It began with the search for possible alternatives to smoking cigarettes in the face of the mounting negative image of the practice, due to the health threats such as cancer. One option presented was the miniaturization of another traditional substance inhalation practice, the vaporizer, and updating it with electrical mechanisms to create the e-cigarette. Following its 2003 debut, e-cigarettes and other general portable “vaping” instruments have since exploded in use worldwide. Initially proposed as an aid to reduce or cut smoking, vaping has become a habit in itself for many. In fact, the increase in vapers has spurred the government to regulate their wide use.
CNN Philippines reports that the Department of Health (DOH) has issued an administrative order that would ban the use of e-cigarettes and vaporizers in public. This is considered the next logical step following the ban on public tobacco cigarette smoking two years ago, done through Executive Order 26 by President Rodrigo Duterte. In light of this prohibition, vapers will have to share officially designated smoking areas with tobacco users. Local government units will be empowered to enforce this ban, but that will have to wait until the order is published in newspapers according to law.
But once the administrative order on the vaping ban is published, according to DOH Undersecretary Eric Domingo, implementation will commence immediately. Aside from the directive to catch public vapers itself, each LGU will be responsible for setting its own penalties as local ordinances in every city and municipality in the country. Undersecretary Domingo notes that this measure will serves as protection for people in public who do not want to inhale secondhand smoke. While the discharge from vaporizers and e-cigarettes are not as noxious as tobacco smoke, their large concentrations in the air are considered just as much a nuisance.

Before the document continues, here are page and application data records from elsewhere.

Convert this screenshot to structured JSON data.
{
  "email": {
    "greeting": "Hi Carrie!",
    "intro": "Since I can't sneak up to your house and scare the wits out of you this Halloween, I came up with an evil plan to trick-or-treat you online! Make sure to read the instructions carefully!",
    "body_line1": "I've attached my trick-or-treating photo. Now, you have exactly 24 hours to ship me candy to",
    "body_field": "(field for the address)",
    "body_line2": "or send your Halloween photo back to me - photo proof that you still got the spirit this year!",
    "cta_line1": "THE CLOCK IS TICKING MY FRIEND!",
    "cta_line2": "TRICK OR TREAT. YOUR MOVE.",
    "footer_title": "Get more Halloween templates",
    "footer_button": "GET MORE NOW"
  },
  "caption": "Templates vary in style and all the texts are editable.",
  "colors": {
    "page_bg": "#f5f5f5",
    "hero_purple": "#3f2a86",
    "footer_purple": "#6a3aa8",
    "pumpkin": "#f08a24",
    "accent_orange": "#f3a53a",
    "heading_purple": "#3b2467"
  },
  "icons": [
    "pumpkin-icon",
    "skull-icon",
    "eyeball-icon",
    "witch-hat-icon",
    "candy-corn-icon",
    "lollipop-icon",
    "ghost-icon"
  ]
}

In addition to the Department of Health ban on vaping, there is also a bill from the 17th Congress pending the President’s signature that will increase the excise tax rates not only for traditional tobacco products but also e-cigarette and vaping instruments and substances. Its provisions include a P10 price hike for every 10 milliliters of vape liquid, and a P10 tax on every single pack containing 20 e-cigarettes. These new sin taxes will take effect by January 1 of 2020, and will only increase by 5 percent for every year that follows. Malacañang has certified this bill as urgent, with the taxes gained to be funneled into the Universal Healthcare Act for medical benefits.
Image courtesy of GMA News